Please restate the lines shown below exactly, every one of them.

━━━ Data ━━━

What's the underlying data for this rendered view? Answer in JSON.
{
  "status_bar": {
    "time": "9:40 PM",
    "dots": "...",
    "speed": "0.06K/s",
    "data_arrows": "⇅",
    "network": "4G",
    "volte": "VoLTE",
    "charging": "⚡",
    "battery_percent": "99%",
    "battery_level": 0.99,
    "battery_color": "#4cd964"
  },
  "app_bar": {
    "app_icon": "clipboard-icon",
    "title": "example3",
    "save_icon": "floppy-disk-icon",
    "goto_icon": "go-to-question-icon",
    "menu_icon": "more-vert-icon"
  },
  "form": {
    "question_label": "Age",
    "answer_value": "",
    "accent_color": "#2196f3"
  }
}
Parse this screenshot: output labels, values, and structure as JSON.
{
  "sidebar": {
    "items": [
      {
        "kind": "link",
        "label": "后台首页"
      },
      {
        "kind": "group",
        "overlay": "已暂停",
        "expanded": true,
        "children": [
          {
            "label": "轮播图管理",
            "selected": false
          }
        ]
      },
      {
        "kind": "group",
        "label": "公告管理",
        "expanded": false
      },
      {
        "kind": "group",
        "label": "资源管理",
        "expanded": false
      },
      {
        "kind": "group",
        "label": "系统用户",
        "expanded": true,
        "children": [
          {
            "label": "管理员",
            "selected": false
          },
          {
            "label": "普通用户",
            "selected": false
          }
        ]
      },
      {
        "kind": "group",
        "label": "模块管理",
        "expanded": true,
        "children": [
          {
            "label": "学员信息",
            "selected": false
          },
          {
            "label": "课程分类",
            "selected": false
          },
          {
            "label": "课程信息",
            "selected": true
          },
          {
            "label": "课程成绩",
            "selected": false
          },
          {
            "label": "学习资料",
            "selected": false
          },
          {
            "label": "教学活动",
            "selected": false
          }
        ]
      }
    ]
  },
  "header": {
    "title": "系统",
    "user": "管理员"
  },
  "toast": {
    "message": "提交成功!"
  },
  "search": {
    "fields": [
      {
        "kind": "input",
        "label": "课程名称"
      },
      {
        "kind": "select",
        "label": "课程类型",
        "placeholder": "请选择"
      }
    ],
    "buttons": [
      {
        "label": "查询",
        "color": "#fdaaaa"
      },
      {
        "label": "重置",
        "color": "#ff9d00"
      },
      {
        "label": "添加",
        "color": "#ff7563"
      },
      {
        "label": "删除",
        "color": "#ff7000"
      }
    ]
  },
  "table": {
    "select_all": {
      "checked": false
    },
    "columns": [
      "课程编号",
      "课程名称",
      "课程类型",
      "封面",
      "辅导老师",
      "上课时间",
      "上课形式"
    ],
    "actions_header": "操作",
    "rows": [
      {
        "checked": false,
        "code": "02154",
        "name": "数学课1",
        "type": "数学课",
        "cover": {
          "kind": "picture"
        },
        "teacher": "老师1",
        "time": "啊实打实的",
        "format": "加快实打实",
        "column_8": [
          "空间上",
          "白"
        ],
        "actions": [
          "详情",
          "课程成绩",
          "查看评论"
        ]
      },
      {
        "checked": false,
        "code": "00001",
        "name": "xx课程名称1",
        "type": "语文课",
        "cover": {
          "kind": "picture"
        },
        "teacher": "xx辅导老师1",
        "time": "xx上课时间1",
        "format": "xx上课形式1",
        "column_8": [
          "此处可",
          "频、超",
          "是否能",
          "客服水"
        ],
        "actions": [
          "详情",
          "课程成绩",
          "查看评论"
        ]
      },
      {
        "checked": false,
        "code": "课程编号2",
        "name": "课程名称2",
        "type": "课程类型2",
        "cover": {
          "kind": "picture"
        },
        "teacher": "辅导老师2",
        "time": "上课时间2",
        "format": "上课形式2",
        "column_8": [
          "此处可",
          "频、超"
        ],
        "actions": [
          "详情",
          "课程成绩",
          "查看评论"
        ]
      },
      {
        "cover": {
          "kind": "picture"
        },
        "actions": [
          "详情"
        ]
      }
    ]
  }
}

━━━

### Final answer
What's the underlying data for this rendered view? Answer in JSON.
{
  "status_bar": {
    "time": "9:40 PM",
    "dots": "...",
    "speed": "0.06K/s",
    "data_arrows": "⇅",
    "network": "4G",
    "volte": "VoLTE",
    "charging": "⚡",
    "battery_percent": "99%",
    "battery_level": 0.99,
    "battery_color": "#4cd964"
  },
  "app_bar": {
    "app_icon": "clipboard-icon",
    "title": "example3",
    "save_icon": "floppy-disk-icon",
    "goto_icon": "go-to-question-icon",
    "menu_icon": "more-vert-icon"
  },
  "form": {
    "question_label": "Age",
    "answer_value": "",
    "accent_color": "#2196f3"
  }
}
Parse this screenshot: output labels, values, and structure as JSON.
{
  "sidebar": {
    "items": [
      {
        "kind": "link",
        "label": "后台首页"
      },
      {
        "kind": "group",
        "overlay": "已暂停",
        "expanded": true,
        "children": [
          {
            "label": "轮播图管理",
            "selected": false
          }
        ]
      },
      {
        "kind": "group",
        "label": "公告管理",
        "expanded": false
      },
      {
        "kind": "group",
        "label": "资源管理",
        "expanded": false
      },
      {
        "kind": "group",
        "label": "系统用户",
        "expanded": true,
        "children": [
          {
            "label": "管理员",
            "selected": false
          },
          {
            "label": "普通用户",
            "selected": false
          }
        ]
      },
      {
        "kind": "group",
        "label": "模块管理",
        "expanded": true,
        "children": [
          {
            "label": "学员信息",
            "selected": false
          },
          {
            "label": "课程分类",
            "selected": false
          },
          {
            "label": "课程信息",
            "selected": true
          },
          {
            "label": "课程成绩",
            "selected": false
          },
          {
            "label": "学习资料",
            "selected": false
          },
          {
            "label": "教学活动",
            "selected": false
          }
        ]
      }
    ]
  },
  "header": {
    "title": "系统",
    "user": "管理员"
  },
  "toast": {
    "message": "提交成功!"
  },
  "search": {
    "fields": [
      {
        "kind": "input",
        "label": "课程名称"
      },
      {
        "kind": "select",
        "label": "课程类型",
        "placeholder": "请选择"
      }
    ],
    "buttons": [
      {
        "label": "查询",
        "color": "#fdaaaa"
      },
      {
        "label": "重置",
        "color": "#ff9d00"
      },
      {
        "label": "添加",
        "color": "#ff7563"
      },
      {
        "label": "删除",
        "color": "#ff7000"
      }
    ]
  },
  "table": {
    "select_all": {
      "checked": false
    },
    "columns": [
      "课程编号",
      "课程名称",
      "课程类型",
      "封面",
      "辅导老师",
      "上课时间",
      "上课形式"
    ],
    "actions_header": "操作",
    "rows": [
      {
        "checked": false,
        "code": "02154",
        "name": "数学课1",
        "type": "数学课",
        "cover": {
          "kind": "picture"
        },
        "teacher": "老师1",
        "time": "啊实打实的",
        "format": "加快实打实",
        "column_8": [
          "空间上",
          "白"
        ],
        "actions": [
          "详情",
          "课程成绩",
          "查看评论"
        ]
      },
      {
        "checked": false,
        "code": "00001",
        "name": "xx课程名称1",
        "type": "语文课",
        "cover": {
          "kind": "picture"
        },
        "teacher": "xx辅导老师1",
        "time": "xx上课时间1",
        "format": "xx上课形式1",
        "column_8": [
          "此处可",
          "频、超",
          "是否能",
          "客服水"
        ],
        "actions": [
          "详情",
          "课程成绩",
          "查看评论"
        ]
      },
      {
        "checked": false,
        "code": "课程编号2",
        "name": "课程名称2",
        "type": "课程类型2",
        "cover": {
          "kind": "picture"
        },
        "teacher": "辅导老师2",
        "time": "上课时间2",
        "format": "上课形式2",
        "column_8": [
          "此处可",
          "频、超"
        ],
        "actions": [
          "详情",
          "课程成绩",
          "查看评论"
        ]
      },
      {
        "cover": {
          "kind": "picture"
        },
        "actions": [
          "详情"
        ]
      }
    ]
  }
}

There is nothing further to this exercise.